After the Higgs: status and prospects of the electroweak fit of the SM and beyond - with Gfitter
Dr Max Baak, CERN, Switzerland
Today, all fundamental Standard Model parameters are known and the global electroweak fit is used as a powerful tool to assess the validity of the Standard Model and to constrain scenarios for new physics. We present and discuss the Standard Model predictions of several key observables of the electroweak fit, which are dramatically improved by the knowledge of the Higgs mass. These results are compatible with, and exceed in precision, the direct measurements.
Constraints from the electroweak fit on loop contributions from beyond-SM models are also obtained, through an analysis of the so-called oblique parameters. We discuss the impact of the electroweak fit on Higgs coupling studies and vice versa. Future measurements at the Large Hadron Collider and the International Linear Collider promise to improve the experimental precision of key observables used in the fit. We present the prospects of the global electroweak fit in view of these improvements.
An Overview of ATLAS measurements
Dr Kostas Nikolopoulos, University of Birmingham, UK
Following the observation of a new boson during the summer of 2012, the ATLAS Collaboration has analysed the complete LHC Run I proton-proton collision dataset of 4.7/fb at the centre-of-mass-energy of 7 TeV and 20.7/fb at 8 TeV. An overview of the most recent results, including both the boson and fermion decay channels will be presented, and the current status of the coupling and spin/CP properties measurements of the Higgs boson will be presented.
Higgs Boson Studies at the Tevatron
Dr Jonathan Hays, Queen Mary University of London, UK
Run II at the Tevatron ran until September 2011, colliding protons with anti-protons at a centre of mass energy of 1.96 TeV. The combination of results from the CDF and D0 experiments for searches for a Standard Model Higgs boson using an integrated luminosity of

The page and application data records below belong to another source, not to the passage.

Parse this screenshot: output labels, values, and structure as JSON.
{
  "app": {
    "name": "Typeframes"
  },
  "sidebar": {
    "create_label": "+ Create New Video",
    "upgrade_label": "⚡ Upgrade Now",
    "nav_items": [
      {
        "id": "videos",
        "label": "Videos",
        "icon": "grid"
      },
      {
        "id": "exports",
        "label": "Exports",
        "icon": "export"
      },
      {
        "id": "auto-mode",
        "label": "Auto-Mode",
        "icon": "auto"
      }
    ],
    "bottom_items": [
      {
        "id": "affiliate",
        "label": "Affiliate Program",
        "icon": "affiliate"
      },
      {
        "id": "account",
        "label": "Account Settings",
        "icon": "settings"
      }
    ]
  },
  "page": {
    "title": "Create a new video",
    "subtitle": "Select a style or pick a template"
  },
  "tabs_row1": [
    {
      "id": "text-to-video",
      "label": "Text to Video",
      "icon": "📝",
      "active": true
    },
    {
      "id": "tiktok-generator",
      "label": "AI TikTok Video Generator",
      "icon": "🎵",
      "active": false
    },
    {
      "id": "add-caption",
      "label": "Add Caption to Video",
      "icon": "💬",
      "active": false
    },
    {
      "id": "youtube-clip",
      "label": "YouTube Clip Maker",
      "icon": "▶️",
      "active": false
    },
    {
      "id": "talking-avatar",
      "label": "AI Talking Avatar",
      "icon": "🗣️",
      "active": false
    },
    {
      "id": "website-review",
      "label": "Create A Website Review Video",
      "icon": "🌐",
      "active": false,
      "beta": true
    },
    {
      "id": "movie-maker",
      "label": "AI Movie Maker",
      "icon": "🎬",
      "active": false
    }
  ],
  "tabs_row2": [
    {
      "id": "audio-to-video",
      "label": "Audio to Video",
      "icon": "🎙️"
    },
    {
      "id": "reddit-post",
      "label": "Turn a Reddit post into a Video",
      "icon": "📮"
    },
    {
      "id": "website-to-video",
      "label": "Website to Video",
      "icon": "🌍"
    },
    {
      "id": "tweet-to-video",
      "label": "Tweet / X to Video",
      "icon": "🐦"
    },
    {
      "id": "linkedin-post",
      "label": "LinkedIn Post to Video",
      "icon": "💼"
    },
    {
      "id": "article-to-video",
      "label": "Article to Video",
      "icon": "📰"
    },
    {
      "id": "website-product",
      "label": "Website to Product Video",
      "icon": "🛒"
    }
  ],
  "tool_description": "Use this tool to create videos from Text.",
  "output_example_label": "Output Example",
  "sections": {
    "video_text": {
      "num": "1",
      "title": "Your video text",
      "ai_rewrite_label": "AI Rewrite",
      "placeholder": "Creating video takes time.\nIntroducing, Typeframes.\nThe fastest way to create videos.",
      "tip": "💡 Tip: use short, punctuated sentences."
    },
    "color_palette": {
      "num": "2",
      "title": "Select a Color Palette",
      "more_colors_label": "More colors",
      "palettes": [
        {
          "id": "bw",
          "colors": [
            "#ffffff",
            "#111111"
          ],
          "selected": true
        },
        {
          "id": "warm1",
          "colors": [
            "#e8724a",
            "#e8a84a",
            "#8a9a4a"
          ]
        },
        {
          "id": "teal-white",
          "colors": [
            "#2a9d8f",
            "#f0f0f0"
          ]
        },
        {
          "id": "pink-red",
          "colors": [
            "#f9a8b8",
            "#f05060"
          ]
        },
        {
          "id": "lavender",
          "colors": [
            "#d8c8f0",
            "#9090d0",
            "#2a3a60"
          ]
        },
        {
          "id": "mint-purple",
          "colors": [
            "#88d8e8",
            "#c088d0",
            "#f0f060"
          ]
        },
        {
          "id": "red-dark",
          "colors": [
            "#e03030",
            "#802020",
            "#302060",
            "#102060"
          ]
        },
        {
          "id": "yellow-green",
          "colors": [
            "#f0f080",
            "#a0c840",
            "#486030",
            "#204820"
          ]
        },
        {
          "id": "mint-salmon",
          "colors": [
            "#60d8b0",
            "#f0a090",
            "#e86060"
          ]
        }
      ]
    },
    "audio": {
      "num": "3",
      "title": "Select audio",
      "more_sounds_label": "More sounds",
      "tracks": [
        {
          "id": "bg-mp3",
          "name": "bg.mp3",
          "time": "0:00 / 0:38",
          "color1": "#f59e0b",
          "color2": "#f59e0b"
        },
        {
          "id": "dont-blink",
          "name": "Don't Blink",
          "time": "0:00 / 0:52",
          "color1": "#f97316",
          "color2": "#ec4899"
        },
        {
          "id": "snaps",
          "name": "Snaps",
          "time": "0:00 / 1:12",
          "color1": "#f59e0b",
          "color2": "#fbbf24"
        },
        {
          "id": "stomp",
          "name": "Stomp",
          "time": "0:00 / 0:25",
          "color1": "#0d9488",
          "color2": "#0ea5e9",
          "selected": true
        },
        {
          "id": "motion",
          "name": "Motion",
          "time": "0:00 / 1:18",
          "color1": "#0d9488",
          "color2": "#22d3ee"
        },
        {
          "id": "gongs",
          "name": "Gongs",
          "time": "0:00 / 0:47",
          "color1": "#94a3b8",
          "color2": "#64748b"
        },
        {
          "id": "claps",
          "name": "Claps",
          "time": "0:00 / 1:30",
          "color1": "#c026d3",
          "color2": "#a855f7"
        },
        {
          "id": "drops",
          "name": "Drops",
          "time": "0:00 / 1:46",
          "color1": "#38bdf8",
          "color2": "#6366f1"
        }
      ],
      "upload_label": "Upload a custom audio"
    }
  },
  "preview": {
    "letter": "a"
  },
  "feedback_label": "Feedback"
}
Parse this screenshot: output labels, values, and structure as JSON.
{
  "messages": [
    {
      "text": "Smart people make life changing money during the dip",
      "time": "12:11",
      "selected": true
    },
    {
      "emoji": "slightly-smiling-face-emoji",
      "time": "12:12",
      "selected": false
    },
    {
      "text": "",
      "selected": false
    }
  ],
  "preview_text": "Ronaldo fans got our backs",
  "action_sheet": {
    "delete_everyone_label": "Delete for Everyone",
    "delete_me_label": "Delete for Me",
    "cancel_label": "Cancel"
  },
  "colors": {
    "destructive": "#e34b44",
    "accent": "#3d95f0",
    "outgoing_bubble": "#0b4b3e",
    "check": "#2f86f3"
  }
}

10fb-1 are presented. These are also interpreted in the context of fermiophobic and 4th generation models. An excess of events in the mass range 115 GeV to 140 GeV is observed consistent with the Higgs signal discovered at the LHC.
Higgs measurements from CMS
Dr Nick Wardle, CERN, Switzerland
Since the discovery of a new boson in the summer of 2012, the CMS collaboration have focused attention on understanding the nature of this particle and its interactions. The complete Run 1 dataset corresponding to 4.1/fb and 19.7/fb of proton-proton collisions and centre of mass energies 7 and 8 TeV has been analysed.
The talk will provide an overview of the most recent measurements in both bosonic and fermionic decay Higgs decay channels using the full Run 1 dataset.
SUSY Higgs bosons
Dr Sasha Nikitenko, Imperial College, UK
Several Higgs bosons with masses smaller or larger that 125 GeV are predicted in the best-motivated extension of the Standard Model - supersimmetry (SUSY). I will talk about searches for SUSY Higgs bosons at LHC experiments, ATLAS and CMS with data accumulated during 2010-2013 runs at 7 and 8 TeV and about prospects for the future runs with increased center of mass energy, 13-14 TeV.
I will also talk about searches for the non-standard model decays of the discovered Higgs boson with mass 125 GeV, in particular about decays into Dark Matter particles.